It's truly amazing that five years into its life, new and innovative gaming concepts continue to blossom on the DS. Take Might & Magic: Clash of Heroes, a sword and sorcery epic from Capybara Games. This Canadian developer first caught the public eye with Critter Crunch, a 'Match-3' style puzzle game which features adorable fuzzy monsters that vomit rainbows into each other’s mouths - innovation is their hallmark.
Might & Magic: Clash of Heroes delivers a similar game experience to Fire Emblem: turn-based tactical combat sandwiched between talking head drama and RPG stat-grinding. It's an addictive combination. Each new battle is slightly more challenging than the last, gradually easing you into the game’s myriad complexities one skirmish at a time.
Positive reinforcement follows each battle; a high-pitched buzzing sound chirps as status bars fill and characters level up. The sprawling plot draws you in, and the map linking missions together is jam-packed with side-quests and hidden loot.
The graphics are crisp, and exaggerated animations bring each tiny bitmap to life. The music is particularly impressive - and presumably responsible for the noticeable loading times.
Yet these outward similarities are deceptive, for the core gameplay is radically different to Fire Emblem. As it's a Match-3 game at heart, the actual play mechanics are quite simple. Lining up three units vertically will create an attack formation, which after a set number of turns will launch upwards into the enemy-infested top screen. Match three units horizontally and you'll make a wall; such fortifications can buy time for your champion units to power-up their game ending mega-attacks.
Concentration is a must, as is the discretion to balance attack and defense. It can get intense, but Clash of Heroes ultimately owes more to Connect Four than to chess.
The rules may be simple, but the gameplay is haphazard. Each battle begins with your units in a jumble; a mess of little men that can never be fully squared away. Likewise, tapping on the reinforcements button mid-game will see fresh troops arrive in an equally randomised rabble. It is difficult to think of your colour-coded elves, men, and pixies as elite fighting units when they show such blatant disregard for the most basic of battle tactics.
The most important strategic decisions are made between missions, when you choose what mix of troops to take into battle.

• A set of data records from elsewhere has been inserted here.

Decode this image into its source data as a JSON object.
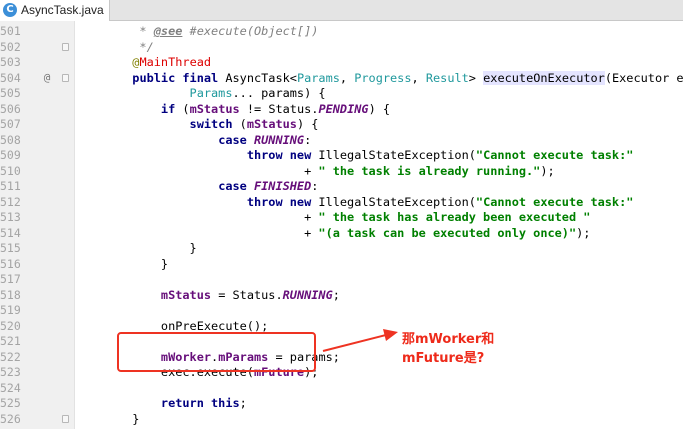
{
  "tab": {
    "icon": "C",
    "title": "AsyncTask.java"
  },
  "annotation": {
    "lines": [
      "那mWorker和",
      "mFuture是?"
    ],
    "color": "#ee2a1a"
  },
  "colors": {
    "keyword": "#000080",
    "string": "#008000",
    "field": "#660e7a",
    "comment": "#808080",
    "annotation": "#808000",
    "type_param": "#20999d",
    "highlight_box": "#ee3322"
  },
  "code_lines": [
    {
      "num": "501",
      "marker": "",
      "fold": false,
      "tokens": [
        {
          "t": "         * ",
          "c": "cmt"
        },
        {
          "t": "@see",
          "c": "tag"
        },
        {
          "t": " #execute(Object[])",
          "c": "cmt"
        }
      ]
    },
    {
      "num": "502",
      "marker": "",
      "fold": true,
      "tokens": [
        {
          "t": "         */",
          "c": "cmt"
        }
      ]
    },
    {
      "num": "503",
      "marker": "",
      "fold": false,
      "tokens": [
        {
          "t": "        ",
          "c": ""
        },
        {
          "t": "@",
          "c": "ann"
        },
        {
          "t": "MainThread",
          "c": "annred"
        }
      ]
    },
    {
      "num": "504",
      "marker": "@",
      "fold": true,
      "tokens": [
        {
          "t": "        ",
          "c": ""
        },
        {
          "t": "public final ",
          "c": "kw"
        },
        {
          "t": "AsyncTask<",
          "c": ""
        },
        {
          "t": "Params",
          "c": "tp"
        },
        {
          "t": ", ",
          "c": ""
        },
        {
          "t": "Progress",
          "c": "tp"
        },
        {
          "t": ", ",
          "c": ""
        },
        {
          "t": "Result",
          "c": "tp"
        },
        {
          "t": "> ",
          "c": ""
        },
        {
          "t": "executeOnExecutor",
          "c": "hl"
        },
        {
          "t": "(Executor exec,",
          "c": ""
        }
      ]
    },
    {
      "num": "505",
      "marker": "",
      "fold": false,
      "tokens": [
        {
          "t": "                ",
          "c": ""
        },
        {
          "t": "Params",
          "c": "tp"
        },
        {
          "t": "... params) {",
          "c": ""
        }
      ]
    },
    {
      "num": "506",
      "marker": "",
      "fold": false,
      "tokens": [
        {
          "t": "            ",
          "c": ""
        },
        {
          "t": "if ",
          "c": "kw"
        },
        {
          "t": "(",
          "c": ""
        },
        {
          "t": "mStatus",
          "c": "fld"
        },
        {
          "t": " != Status.",
          "c": ""
        },
        {
          "t": "PENDING",
          "c": "cst"
        },
        {
          "t": ") {",
          "c": ""
        }
      ]
    },
    {
      "num": "507",
      "marker": "",
      "fold": false,
      "tokens": [
        {
          "t": "                ",
          "c": ""
        },
        {
          "t": "switch ",
          "c": "kw"
        },
        {
          "t": "(",
          "c": ""
        },
        {
          "t": "mStatus",
          "c": "fld"
        },
        {
          "t": ") {",
          "c": ""
        }
      ]
    },
    {
      "num": "508",
      "marker": "",
      "fold": false,
      "tokens": [
        {
          "t": "                    ",
          "c": ""
        },
        {
          "t": "case ",
          "c": "kw"
        },
        {
          "t": "RUNNING",
          "c": "cst"
        },
        {
          "t": ":",
          "c": ""
        }
      ]
    },
    {
      "num": "509",
      "marker": "",
      "fold": false,
      "tokens": [
        {
          "t": "                        ",
          "c": ""
        },
        {
          "t": "throw new ",
          "c": "kw"
        },
        {
          "t": "IllegalStateException(",
          "c": ""
        },
        {
          "t": "\"Cannot execute task:\"",
          "c": "str"
        }
      ]
    },
    {
      "num": "510",
      "marker": "",
      "fold": false,
      "tokens": [
        {
          "t": "                                + ",
          "c": ""
        },
        {
          "t": "\" the task is already running.\"",
          "c": "str"
        },
        {
          "t": ");",
          "c": ""
        }
      ]
    },
    {
      "num": "511",
      "marker": "",
      "fold": false,
      "tokens": [
        {
          "t": "                    ",
          "c": ""
        },
        {
          "t": "case ",
          "c": "kw"
        },
        {
          "t": "FINISHED",
          "c": "cst"
        },
        {
          "t": ":",
          "c": ""
        }
      ]
    },
    {
      "num": "512",
      "marker": "",
      "fold": false,
      "tokens": [
        {
          "t": "                        ",
          "c": ""
        },
        {
          "t": "throw new ",
          "c": "kw"
        },
        {
          "t": "IllegalStateException(",
          "c": ""
        },
        {
          "t": "\"Cannot execute task:\"",
          "c": "str"
        }
      ]
    },
    {
      "num": "513",
      "marker": "",
      "fold": false,
      "tokens": [
        {
          "t": "                                + ",
          "c": ""
        },
        {
          "t": "\" the task has already been executed \"",
          "c": "str"
        }
      ]
    },
    {
      "num": "514",
      "marker": "",
      "fold": false,
      "tokens": [
        {
          "t": "                                + ",
          "c": ""
        },
        {
          "t": "\"(a task can be executed only once)\"",
          "c": "str"
        },
        {
          "t": ");",
          "c": ""
        }
      ]
    },
    {
      "num": "515",
      "marker": "",
      "fold": false,
      "tokens": [
        {
          "t": "                }",
          "c": ""
        }
      ]
    },
    {
      "num": "516",
      "marker": "",
      "fold": false,
      "tokens": [
        {
          "t": "            }",
          "c": ""
        }
      ]
    },
    {
      "num": "517",
      "marker": "",
      "fold": false,
      "tokens": []
    },
    {
      "num": "518",
      "marker": "",
      "fold": false,
      "tokens": [
        {
          "t": "            ",
          "c": ""
        },
        {
          "t": "mStatus",
          "c": "fld"
        },
        {
          "t": " = Status.",
          "c": ""
        },
        {
          "t": "RUNNING",
          "c": "cst"
        },
        {
          "t": ";",
          "c": ""
        }
      ]
    },
    {
      "num": "519",
      "marker": "",
      "fold": false,
      "tokens": []
    },
    {
      "num": "520",
      "marker": "",
      "fold": false,
      "tokens": [
        {
          "t": "            onPreExecute();",
          "c": ""
        }
      ]
    },
    {
      "num": "521",
      "marker": "",
      "fold": false,
      "tokens": []
    },
    {
      "num": "522",
      "marker": "",
      "fold": false,
      "tokens": [
        {
          "t": "            ",
          "c": ""
        },
        {
          "t": "mWorker",
          "c": "fld"
        },
        {
          "t": ".",
          "c": ""
        },
        {
          "t": "mParams",
          "c": "fld"
        },
        {
          "t": " = params;",
          "c": ""
        }
      ]
    },
    {
      "num": "523",
      "marker": "",
      "fold": false,
      "tokens": [
        {
          "t": "            exec.execute(",
          "c": ""
        },
        {
          "t": "mFuture",
          "c": "fld"
        },
        {
          "t": ");",
          "c": ""
        }
      ]
    },
    {
      "num": "524",
      "marker": "",
      "fold": false,
      "tokens": []
    },
    {
      "num": "525",
      "marker": "",
      "fold": false,
      "tokens": [
        {
          "t": "            ",
          "c": ""
        },
        {
          "t": "return this",
          "c": "kw"
        },
        {
          "t": ";",
          "c": ""
        }
      ]
    },
    {
      "num": "526",
      "marker": "",
      "fold": true,
      "tokens": [
        {
          "t": "        }",
          "c": ""
        }
      ]
    }
  ]
}
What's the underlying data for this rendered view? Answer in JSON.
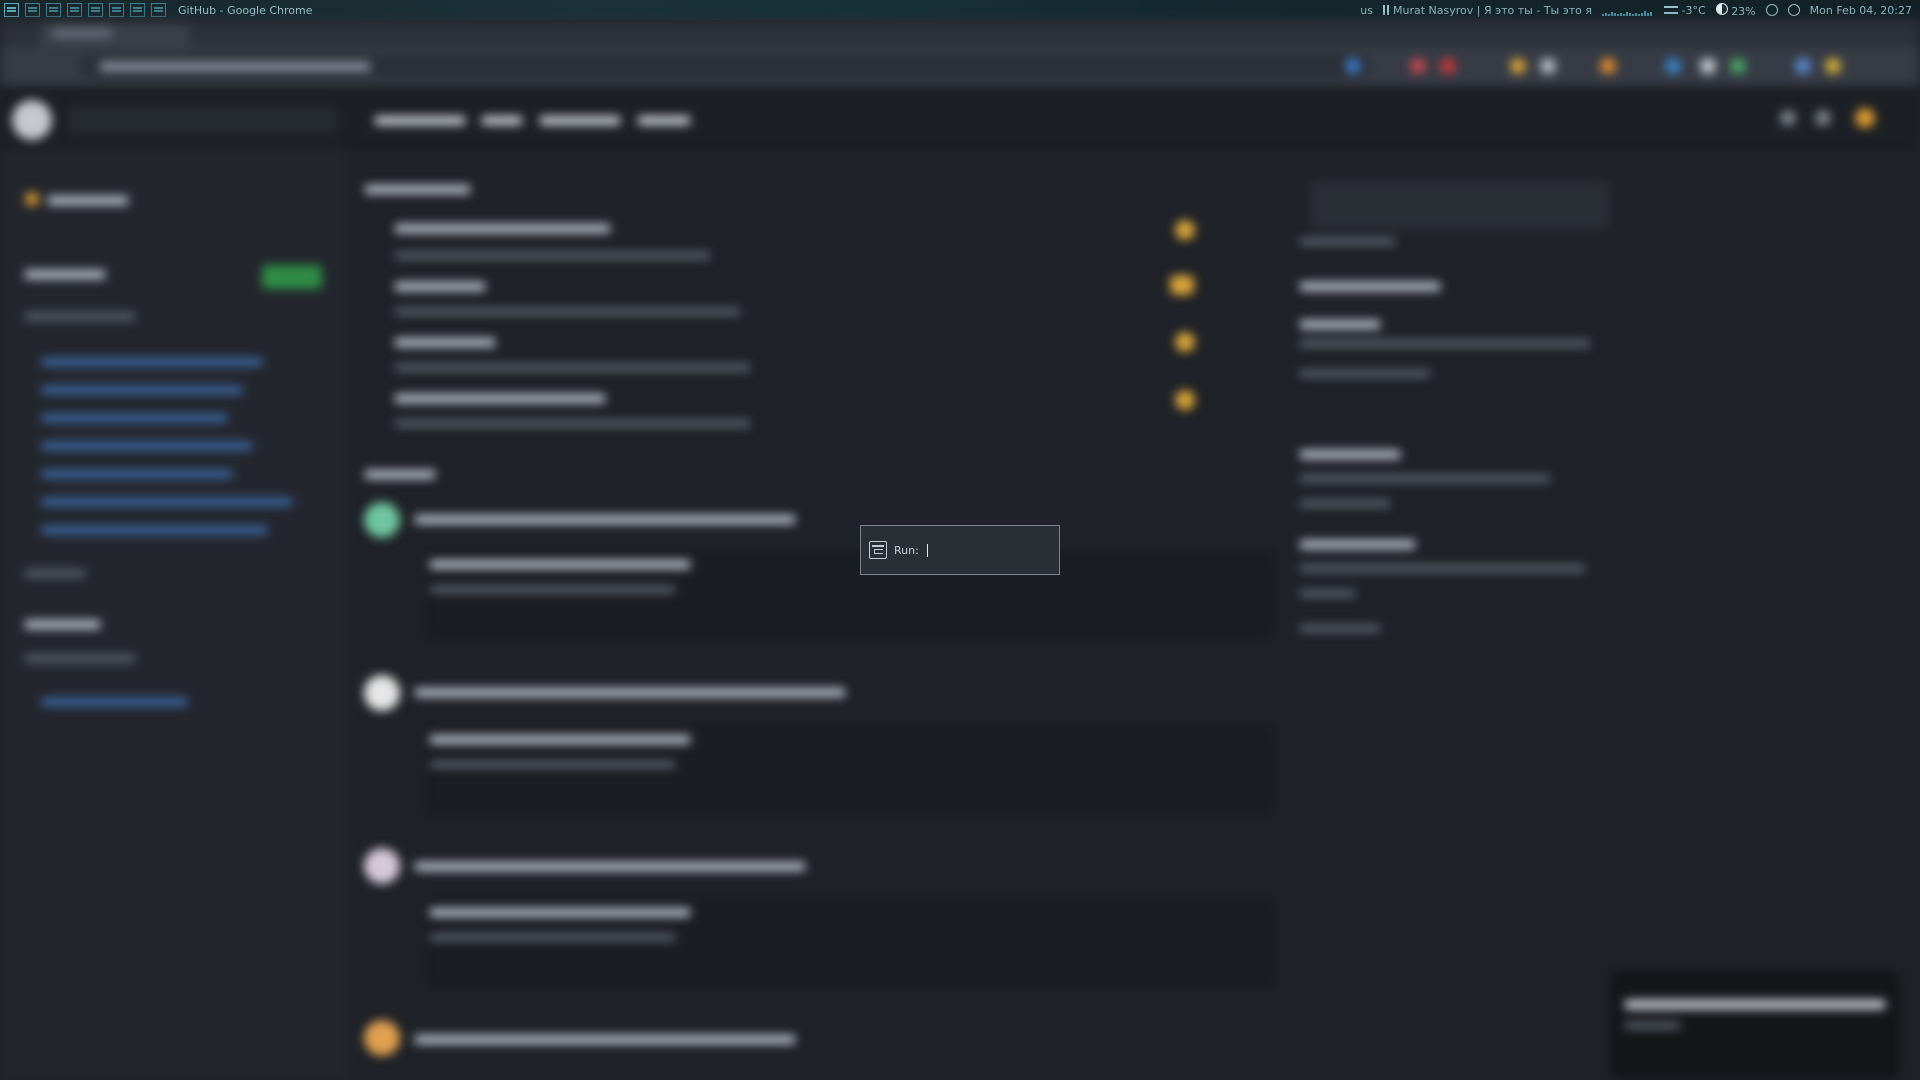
{
  "topbar": {
    "window_title": "GitHub - Google Chrome",
    "keyboard_layout": "us",
    "now_playing": "Murat Nasyrov | Я это ты - Ты это я",
    "temperature": "-3°C",
    "brightness": "23%",
    "datetime": "Mon Feb 04, 20:27"
  },
  "run_prompt": {
    "label": "Run:",
    "value": ""
  }
}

The campaign mode puts you in control of a succession of five angst-plagued, teenaged generals, each with enough new unit types and special attacks to keep things fresh. For instance, the undead troops of Fiona the necromancer are still useful even when slain, for their scattered bones will automatically coalesce into defensive walls. Being on the delivering or receiving end of punishing attacks will charge up your special attack bar, Advance Wars-style.
Multiplayer is supported, and you can even spawn a competitive game from a single cartridge.
This bold mash-up makes old ideas seem fresh, and makes Nintendo's handheld come alive as if it were new, and still rich with novelty and potential. Frankly, with games like Clash of Heroes still being launched, talk of a DS2 next year seems premature - the original DS has still got what it takes.